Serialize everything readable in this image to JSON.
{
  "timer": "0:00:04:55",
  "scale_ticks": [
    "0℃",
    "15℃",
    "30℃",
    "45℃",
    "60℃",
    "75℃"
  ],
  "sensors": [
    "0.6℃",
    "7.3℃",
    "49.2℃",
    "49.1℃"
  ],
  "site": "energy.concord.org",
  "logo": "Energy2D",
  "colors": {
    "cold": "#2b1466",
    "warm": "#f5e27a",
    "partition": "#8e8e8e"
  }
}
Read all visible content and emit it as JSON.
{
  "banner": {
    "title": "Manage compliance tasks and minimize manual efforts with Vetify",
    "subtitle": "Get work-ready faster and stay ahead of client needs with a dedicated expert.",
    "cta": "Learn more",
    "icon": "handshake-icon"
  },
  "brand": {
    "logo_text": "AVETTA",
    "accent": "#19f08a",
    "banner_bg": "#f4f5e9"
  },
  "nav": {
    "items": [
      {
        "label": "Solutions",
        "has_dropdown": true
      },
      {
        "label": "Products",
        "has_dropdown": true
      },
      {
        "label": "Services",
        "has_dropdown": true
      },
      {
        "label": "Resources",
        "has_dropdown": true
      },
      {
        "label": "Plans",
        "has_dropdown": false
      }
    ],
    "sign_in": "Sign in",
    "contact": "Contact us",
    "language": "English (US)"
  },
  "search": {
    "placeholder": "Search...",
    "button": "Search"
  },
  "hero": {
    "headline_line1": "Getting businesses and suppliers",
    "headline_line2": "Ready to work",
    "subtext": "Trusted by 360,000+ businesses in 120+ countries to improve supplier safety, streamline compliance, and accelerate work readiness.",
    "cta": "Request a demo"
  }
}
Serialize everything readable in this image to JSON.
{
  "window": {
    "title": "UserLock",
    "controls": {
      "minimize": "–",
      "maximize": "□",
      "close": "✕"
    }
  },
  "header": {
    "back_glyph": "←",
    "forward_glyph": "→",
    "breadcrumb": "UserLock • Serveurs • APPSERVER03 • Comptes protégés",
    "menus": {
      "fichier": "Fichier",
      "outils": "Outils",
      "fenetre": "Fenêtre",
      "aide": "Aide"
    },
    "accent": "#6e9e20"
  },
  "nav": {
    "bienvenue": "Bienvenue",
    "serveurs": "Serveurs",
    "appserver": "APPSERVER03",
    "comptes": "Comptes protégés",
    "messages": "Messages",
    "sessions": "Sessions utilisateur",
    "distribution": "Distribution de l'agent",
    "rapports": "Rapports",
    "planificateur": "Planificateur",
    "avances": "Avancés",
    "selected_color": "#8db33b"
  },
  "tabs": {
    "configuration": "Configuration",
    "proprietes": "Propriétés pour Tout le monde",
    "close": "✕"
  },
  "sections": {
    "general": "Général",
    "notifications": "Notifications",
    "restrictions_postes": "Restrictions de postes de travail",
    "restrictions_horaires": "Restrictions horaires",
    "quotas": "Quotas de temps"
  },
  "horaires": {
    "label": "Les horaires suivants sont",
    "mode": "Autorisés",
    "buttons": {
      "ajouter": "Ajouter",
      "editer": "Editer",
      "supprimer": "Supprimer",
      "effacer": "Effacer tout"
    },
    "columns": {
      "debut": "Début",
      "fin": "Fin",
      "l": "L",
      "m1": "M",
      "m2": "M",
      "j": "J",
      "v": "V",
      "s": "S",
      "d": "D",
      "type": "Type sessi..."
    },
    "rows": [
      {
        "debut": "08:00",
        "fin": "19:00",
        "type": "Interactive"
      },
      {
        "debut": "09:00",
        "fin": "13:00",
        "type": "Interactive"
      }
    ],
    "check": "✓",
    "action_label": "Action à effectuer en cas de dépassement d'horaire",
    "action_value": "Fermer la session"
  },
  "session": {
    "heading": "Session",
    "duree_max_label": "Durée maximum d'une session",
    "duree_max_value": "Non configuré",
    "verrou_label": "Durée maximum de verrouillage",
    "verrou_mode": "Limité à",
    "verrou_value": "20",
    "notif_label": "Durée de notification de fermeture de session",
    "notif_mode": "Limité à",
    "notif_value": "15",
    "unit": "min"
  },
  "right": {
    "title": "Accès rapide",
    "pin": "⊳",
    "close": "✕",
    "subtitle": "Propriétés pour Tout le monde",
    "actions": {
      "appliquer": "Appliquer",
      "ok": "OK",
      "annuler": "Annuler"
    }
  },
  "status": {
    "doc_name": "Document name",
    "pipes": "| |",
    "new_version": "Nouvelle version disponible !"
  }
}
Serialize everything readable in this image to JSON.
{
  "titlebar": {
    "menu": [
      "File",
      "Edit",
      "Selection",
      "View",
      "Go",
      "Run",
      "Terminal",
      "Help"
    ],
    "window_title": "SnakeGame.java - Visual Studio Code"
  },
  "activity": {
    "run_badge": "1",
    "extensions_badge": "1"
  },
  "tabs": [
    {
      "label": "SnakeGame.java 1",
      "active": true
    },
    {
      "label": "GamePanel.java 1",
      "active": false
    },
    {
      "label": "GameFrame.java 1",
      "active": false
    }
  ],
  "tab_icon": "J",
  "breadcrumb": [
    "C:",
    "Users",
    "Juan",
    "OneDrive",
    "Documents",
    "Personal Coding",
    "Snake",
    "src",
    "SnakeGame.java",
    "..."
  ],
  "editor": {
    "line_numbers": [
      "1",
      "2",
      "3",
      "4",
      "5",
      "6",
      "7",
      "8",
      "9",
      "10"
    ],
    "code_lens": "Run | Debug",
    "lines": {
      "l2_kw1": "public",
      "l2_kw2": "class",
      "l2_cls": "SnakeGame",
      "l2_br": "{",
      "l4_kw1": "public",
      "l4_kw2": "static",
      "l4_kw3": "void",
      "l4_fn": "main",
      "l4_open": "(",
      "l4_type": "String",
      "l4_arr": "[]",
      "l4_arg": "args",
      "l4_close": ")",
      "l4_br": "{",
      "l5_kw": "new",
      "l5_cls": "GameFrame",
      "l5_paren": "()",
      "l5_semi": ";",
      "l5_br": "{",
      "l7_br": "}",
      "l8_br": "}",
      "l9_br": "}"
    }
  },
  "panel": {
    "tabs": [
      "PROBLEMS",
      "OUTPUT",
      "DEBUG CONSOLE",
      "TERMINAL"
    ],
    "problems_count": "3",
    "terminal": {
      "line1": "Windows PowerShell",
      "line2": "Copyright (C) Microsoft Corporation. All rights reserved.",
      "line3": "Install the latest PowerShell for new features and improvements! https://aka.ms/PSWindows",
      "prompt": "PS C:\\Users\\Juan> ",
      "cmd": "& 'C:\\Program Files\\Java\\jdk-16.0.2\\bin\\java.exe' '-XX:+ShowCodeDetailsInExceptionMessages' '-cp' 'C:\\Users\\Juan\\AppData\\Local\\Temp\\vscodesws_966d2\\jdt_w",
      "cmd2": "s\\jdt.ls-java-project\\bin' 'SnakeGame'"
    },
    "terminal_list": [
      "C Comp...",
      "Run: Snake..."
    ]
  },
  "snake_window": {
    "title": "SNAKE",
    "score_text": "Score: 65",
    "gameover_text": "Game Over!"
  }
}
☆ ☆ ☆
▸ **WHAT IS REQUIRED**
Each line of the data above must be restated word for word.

▸ **OUTPUT FOR THIS EXERCISE**
Serialize everything readable in this image to JSON.
{
  "timer": "0:00:04:55",
  "scale_ticks": [
    "0℃",
    "15℃",
    "30℃",
    "45℃",
    "60℃",
    "75℃"
  ],
  "sensors": [
    "0.6℃",
    "7.3℃",
    "49.2℃",
    "49.1℃"
  ],
  "site": "energy.concord.org",
  "logo": "Energy2D",
  "colors": {
    "cold": "#2b1466",
    "warm": "#f5e27a",
    "partition": "#8e8e8e"
  }
}
Read all visible content and emit it as JSON.
{
  "banner": {
    "title": "Manage compliance tasks and minimize manual efforts with Vetify",
    "subtitle": "Get work-ready faster and stay ahead of client needs with a dedicated expert.",
    "cta": "Learn more",
    "icon": "handshake-icon"
  },
  "brand": {
    "logo_text": "AVETTA",
    "accent": "#19f08a",
    "banner_bg": "#f4f5e9"
  },
  "nav": {
    "items": [
      {
        "label": "Solutions",
        "has_dropdown": true
      },
      {
        "label": "Products",
        "has_dropdown": true
      },
      {
        "label": "Services",
        "has_dropdown": true
      },
      {
        "label": "Resources",
        "has_dropdown": true
      },
      {
        "label": "Plans",
        "has_dropdown": false
      }
    ],
    "sign_in": "Sign in",
    "contact": "Contact us",
    "language": "English (US)"
  },
  "search": {
    "placeholder": "Search...",
    "button": "Search"
  },
  "hero": {
    "headline_line1": "Getting businesses and suppliers",
    "headline_line2": "Ready to work",
    "subtext": "Trusted by 360,000+ businesses in 120+ countries to improve supplier safety, streamline compliance, and accelerate work readiness.",
    "cta": "Request a demo"
  }
}
Serialize everything readable in this image to JSON.
{
  "window": {
    "title": "UserLock",
    "controls": {
      "minimize": "–",
      "maximize": "□",
      "close": "✕"
    }
  },
  "header": {
    "back_glyph": "←",
    "forward_glyph": "→",
    "breadcrumb": "UserLock • Serveurs • APPSERVER03 • Comptes protégés",
    "menus": {
      "fichier": "Fichier",
      "outils": "Outils",
      "fenetre": "Fenêtre",
      "aide": "Aide"
    },
    "accent": "#6e9e20"
  },
  "nav": {
    "bienvenue": "Bienvenue",
    "serveurs": "Serveurs",
    "appserver": "APPSERVER03",
    "comptes": "Comptes protégés",
    "messages": "Messages",
    "sessions": "Sessions utilisateur",
    "distribution": "Distribution de l'agent",
    "rapports": "Rapports",
    "planificateur": "Planificateur",
    "avances": "Avancés",
    "selected_color": "#8db33b"
  },
  "tabs": {
    "configuration": "Configuration",
    "proprietes": "Propriétés pour Tout le monde",
    "close": "✕"
  },
  "sections": {
    "general": "Général",
    "notifications": "Notifications",
    "restrictions_postes": "Restrictions de postes de travail",
    "restrictions_horaires": "Restrictions horaires",
    "quotas": "Quotas de temps"
  },
  "horaires": {
    "label": "Les horaires suivants sont",
    "mode": "Autorisés",
    "buttons": {
      "ajouter": "Ajouter",
      "editer": "Editer",
      "supprimer": "Supprimer",
      "effacer": "Effacer tout"
    },
    "columns": {
      "debut": "Début",
      "fin": "Fin",
      "l": "L",
      "m1": "M",
      "m2": "M",
      "j": "J",
      "v": "V",
      "s": "S",
      "d": "D",
      "type": "Type sessi..."
    },
    "rows": [
      {
        "debut": "08:00",
        "fin": "19:00",
        "type": "Interactive"
      },
      {
        "debut": "09:00",
        "fin": "13:00",
        "type": "Interactive"
      }
    ],
    "check": "✓",
    "action_label": "Action à effectuer en cas de dépassement d'horaire",
    "action_value": "Fermer la session"
  },
  "session": {
    "heading": "Session",
    "duree_max_label": "Durée maximum d'une session",
    "duree_max_value": "Non configuré",
    "verrou_label": "Durée maximum de verrouillage",
    "verrou_mode": "Limité à",
    "verrou_value": "20",
    "notif_label": "Durée de notification de fermeture de session",
    "notif_mode": "Limité à",
    "notif_value": "15",
    "unit": "min"
  },
  "right": {
    "title": "Accès rapide",
    "pin": "⊳",
    "close": "✕",
    "subtitle": "Propriétés pour Tout le monde",
    "actions": {
      "appliquer": "Appliquer",
      "ok": "OK",
      "annuler": "Annuler"
    }
  },
  "status": {
    "doc_name": "Document name",
    "pipes": "| |",
    "new_version": "Nouvelle version disponible !"
  }
}
Serialize everything readable in this image to JSON.
{
  "titlebar": {
    "menu": [
      "File",
      "Edit",
      "Selection",
      "View",
      "Go",
      "Run",
      "Terminal",
      "Help"
    ],
    "window_title": "SnakeGame.java - Visual Studio Code"
  },
  "activity": {
    "run_badge": "1",
    "extensions_badge": "1"
  },
  "tabs": [
    {
      "label": "SnakeGame.java 1",
      "active": true
    },
    {
      "label": "GamePanel.java 1",
      "active": false
    },
    {
      "label": "GameFrame.java 1",
      "active": false
    }
  ],
  "tab_icon": "J",
  "breadcrumb": [
    "C:",
    "Users",
    "Juan",
    "OneDrive",
    "Documents",
    "Personal Coding",
    "Snake",
    "src",
    "SnakeGame.java",
    "..."
  ],
  "editor": {
    "line_numbers": [
      "1",
      "2",
      "3",
      "4",
      "5",
      "6",
      "7",
      "8",
      "9",
      "10"
    ],
    "code_lens": "Run | Debug",
    "lines": {
      "l2_kw1": "public",
      "l2_kw2": "class",
      "l2_cls": "SnakeGame",
      "l2_br": "{",
      "l4_kw1": "public",
      "l4_kw2": "static",
      "l4_kw3": "void",
      "l4_fn": "main",
      "l4_open": "(",
      "l4_type": "String",
      "l4_arr": "[]",
      "l4_arg": "args",
      "l4_close": ")",
      "l4_br": "{",
      "l5_kw": "new",
      "l5_cls": "GameFrame",
      "l5_paren": "()",
      "l5_semi": ";",
      "l5_br": "{",
      "l7_br": "}",
      "l8_br": "}",
      "l9_br": "}"
    }
  },
  "panel": {
    "tabs": [
      "PROBLEMS",
      "OUTPUT",
      "DEBUG CONSOLE",
      "TERMINAL"
    ],
    "problems_count": "3",
    "terminal": {
      "line1": "Windows PowerShell",
      "line2": "Copyright (C) Microsoft Corporation. All rights reserved.",
      "line3": "Install the latest PowerShell for new features and improvements! https://aka.ms/PSWindows",
      "prompt": "PS C:\\Users\\Juan> ",
      "cmd": "& 'C:\\Program Files\\Java\\jdk-16.0.2\\bin\\java.exe' '-XX:+ShowCodeDetailsInExceptionMessages' '-cp' 'C:\\Users\\Juan\\AppData\\Local\\Temp\\vscodesws_966d2\\jdt_w",
      "cmd2": "s\\jdt.ls-java-project\\bin' 'SnakeGame'"
    },
    "terminal_list": [
      "C Comp...",
      "Run: Snake..."
    ]
  },
  "snake_window": {
    "title": "SNAKE",
    "score_text": "Score: 65",
    "gameover_text": "Game Over!"
  }
}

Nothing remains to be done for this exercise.